*** Exercise inputs Section Begins ***
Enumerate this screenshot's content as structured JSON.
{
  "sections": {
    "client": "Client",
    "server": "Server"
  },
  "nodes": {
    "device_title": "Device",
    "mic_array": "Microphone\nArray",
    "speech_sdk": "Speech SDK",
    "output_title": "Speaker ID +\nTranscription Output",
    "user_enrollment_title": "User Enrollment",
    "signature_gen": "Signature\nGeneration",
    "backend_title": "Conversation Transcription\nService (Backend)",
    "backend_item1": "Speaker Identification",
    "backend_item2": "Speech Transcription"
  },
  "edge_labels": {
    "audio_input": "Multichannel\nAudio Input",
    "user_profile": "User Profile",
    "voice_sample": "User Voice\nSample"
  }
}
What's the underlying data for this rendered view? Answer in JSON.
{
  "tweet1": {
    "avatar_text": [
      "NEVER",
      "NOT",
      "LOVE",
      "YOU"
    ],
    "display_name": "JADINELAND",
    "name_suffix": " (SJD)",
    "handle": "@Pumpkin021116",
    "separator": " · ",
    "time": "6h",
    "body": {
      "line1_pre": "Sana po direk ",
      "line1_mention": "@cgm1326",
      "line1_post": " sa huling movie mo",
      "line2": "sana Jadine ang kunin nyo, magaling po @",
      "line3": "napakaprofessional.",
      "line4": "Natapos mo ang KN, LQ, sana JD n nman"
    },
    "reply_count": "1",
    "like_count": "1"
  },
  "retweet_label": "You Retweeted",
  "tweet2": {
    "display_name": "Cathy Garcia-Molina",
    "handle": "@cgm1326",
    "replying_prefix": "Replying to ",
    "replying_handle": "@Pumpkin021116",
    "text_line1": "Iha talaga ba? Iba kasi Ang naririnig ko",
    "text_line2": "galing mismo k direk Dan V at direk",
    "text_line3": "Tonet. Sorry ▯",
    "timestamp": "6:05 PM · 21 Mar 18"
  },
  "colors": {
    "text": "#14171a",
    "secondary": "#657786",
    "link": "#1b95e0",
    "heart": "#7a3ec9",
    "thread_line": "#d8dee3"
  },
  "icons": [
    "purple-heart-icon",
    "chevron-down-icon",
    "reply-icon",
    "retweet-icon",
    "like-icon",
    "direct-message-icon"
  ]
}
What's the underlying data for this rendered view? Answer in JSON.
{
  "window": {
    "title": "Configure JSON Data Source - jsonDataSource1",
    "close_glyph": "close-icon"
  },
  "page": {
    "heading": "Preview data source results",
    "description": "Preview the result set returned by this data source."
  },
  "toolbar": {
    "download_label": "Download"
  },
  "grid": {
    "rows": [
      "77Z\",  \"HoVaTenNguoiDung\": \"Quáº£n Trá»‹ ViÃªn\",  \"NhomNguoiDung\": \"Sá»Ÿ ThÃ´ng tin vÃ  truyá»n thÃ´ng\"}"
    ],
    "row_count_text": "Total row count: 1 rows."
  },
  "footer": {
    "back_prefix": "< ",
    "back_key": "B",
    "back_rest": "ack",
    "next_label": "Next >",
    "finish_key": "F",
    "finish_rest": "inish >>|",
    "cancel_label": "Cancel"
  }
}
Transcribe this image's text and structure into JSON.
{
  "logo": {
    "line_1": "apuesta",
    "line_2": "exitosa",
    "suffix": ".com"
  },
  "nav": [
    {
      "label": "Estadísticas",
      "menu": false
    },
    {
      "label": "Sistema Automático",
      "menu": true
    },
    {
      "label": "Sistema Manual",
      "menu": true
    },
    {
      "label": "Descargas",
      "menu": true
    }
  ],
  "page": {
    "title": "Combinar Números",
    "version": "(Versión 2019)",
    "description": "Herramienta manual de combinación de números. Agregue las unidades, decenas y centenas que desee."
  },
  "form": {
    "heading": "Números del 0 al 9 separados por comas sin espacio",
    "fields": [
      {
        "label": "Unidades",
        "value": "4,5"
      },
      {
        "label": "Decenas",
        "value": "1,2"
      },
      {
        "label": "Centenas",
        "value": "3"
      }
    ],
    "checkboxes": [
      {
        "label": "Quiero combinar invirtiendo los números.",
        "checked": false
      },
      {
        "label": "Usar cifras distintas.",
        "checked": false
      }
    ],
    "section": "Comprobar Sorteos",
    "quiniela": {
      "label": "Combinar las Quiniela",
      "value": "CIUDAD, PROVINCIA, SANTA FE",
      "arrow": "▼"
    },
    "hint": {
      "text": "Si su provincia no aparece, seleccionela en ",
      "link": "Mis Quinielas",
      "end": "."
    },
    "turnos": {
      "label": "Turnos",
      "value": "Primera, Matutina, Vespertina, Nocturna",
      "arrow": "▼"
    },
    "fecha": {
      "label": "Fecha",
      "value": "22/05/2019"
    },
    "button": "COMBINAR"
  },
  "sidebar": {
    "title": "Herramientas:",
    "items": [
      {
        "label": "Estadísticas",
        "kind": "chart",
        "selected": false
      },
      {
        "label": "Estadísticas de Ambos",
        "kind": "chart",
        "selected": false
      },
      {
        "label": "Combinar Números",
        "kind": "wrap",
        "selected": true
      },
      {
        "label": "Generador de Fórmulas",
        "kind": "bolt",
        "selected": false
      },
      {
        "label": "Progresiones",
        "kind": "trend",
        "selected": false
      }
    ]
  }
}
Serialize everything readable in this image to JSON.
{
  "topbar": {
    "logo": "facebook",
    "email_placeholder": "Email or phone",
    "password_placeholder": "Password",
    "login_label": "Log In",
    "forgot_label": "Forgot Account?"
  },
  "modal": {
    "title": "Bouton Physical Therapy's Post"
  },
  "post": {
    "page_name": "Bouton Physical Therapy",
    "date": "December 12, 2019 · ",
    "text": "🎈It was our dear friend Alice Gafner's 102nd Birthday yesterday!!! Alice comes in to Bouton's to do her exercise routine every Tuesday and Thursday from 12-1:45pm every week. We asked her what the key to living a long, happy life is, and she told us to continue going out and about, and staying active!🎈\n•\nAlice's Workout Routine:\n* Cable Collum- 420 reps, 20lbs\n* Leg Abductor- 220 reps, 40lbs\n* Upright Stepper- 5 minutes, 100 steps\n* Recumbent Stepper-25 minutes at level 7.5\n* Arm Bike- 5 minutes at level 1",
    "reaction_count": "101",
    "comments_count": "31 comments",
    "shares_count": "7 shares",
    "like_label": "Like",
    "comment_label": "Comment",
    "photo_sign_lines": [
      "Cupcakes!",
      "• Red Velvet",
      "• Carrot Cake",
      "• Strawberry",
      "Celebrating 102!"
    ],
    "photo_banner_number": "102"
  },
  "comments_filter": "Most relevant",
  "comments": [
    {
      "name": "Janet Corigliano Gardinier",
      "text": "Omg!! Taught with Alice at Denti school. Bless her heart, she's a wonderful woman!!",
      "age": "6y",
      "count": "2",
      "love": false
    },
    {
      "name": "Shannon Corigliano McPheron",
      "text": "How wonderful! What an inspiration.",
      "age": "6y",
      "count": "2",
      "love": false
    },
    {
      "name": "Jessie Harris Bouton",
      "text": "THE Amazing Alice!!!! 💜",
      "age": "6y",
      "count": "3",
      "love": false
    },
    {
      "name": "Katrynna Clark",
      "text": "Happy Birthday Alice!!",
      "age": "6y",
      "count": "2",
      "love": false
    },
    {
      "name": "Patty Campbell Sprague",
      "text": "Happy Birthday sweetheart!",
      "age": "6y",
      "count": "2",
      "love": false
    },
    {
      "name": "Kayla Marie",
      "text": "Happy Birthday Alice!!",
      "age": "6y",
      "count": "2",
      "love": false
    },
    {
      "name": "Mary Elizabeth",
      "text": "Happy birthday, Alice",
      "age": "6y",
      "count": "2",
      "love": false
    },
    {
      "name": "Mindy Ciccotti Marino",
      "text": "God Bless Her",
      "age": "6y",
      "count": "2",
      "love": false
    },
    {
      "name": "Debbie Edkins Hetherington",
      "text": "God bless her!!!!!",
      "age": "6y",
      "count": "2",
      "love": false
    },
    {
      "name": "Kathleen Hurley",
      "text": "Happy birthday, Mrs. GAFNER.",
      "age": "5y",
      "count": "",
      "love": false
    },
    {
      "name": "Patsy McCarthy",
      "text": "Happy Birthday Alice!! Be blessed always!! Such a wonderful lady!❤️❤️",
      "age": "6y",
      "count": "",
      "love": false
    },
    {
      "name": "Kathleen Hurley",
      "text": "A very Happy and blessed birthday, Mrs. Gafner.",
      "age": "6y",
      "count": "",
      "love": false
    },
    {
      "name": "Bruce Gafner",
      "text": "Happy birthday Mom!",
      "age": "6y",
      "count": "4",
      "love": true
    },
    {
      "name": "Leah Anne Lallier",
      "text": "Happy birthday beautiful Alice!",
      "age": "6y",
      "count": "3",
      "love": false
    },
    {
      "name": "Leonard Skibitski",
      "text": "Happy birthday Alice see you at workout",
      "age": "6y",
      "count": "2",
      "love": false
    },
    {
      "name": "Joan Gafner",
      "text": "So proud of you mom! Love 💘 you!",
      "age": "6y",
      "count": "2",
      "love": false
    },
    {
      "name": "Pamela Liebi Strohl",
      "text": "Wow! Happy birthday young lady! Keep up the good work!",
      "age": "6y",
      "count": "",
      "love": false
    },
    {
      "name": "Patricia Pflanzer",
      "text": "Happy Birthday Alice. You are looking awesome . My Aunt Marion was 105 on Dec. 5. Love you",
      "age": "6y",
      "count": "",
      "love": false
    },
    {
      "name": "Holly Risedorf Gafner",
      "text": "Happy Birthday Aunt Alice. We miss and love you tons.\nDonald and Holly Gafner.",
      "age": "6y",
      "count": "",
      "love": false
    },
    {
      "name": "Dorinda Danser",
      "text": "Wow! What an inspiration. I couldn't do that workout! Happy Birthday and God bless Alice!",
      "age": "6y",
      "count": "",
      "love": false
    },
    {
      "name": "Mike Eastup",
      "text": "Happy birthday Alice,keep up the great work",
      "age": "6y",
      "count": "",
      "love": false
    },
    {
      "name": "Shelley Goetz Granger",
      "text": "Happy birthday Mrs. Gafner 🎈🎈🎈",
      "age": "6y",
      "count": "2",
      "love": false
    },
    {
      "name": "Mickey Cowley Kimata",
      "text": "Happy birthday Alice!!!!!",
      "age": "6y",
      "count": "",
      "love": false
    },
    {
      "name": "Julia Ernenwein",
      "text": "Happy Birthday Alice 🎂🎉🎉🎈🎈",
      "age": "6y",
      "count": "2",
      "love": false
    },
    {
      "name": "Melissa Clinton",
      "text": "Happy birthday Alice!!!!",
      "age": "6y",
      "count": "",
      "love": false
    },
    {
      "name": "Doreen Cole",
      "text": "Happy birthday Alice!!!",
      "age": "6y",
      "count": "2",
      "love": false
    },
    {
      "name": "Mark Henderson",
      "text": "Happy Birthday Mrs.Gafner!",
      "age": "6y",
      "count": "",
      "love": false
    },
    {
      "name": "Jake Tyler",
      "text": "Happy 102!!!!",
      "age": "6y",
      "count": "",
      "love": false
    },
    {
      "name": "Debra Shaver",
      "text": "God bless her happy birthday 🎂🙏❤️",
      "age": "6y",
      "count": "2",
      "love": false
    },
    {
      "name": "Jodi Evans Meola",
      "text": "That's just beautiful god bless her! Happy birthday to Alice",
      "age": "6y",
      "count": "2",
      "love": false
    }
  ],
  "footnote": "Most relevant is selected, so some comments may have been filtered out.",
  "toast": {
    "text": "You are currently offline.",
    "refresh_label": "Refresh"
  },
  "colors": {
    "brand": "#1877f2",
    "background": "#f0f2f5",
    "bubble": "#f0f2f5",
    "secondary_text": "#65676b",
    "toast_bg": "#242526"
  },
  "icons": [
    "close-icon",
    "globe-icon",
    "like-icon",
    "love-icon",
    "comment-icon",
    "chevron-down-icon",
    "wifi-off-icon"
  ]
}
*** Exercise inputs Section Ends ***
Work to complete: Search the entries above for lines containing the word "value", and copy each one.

Task solution:
        "value": "4,5"
        "value": "1,2"
        "value": "3"
      "value": "CIUDAD, PROVINCIA, SANTA FE",
      "value": "Primera, Matutina, Vespertina, Nocturna",
      "value": "22/05/2019"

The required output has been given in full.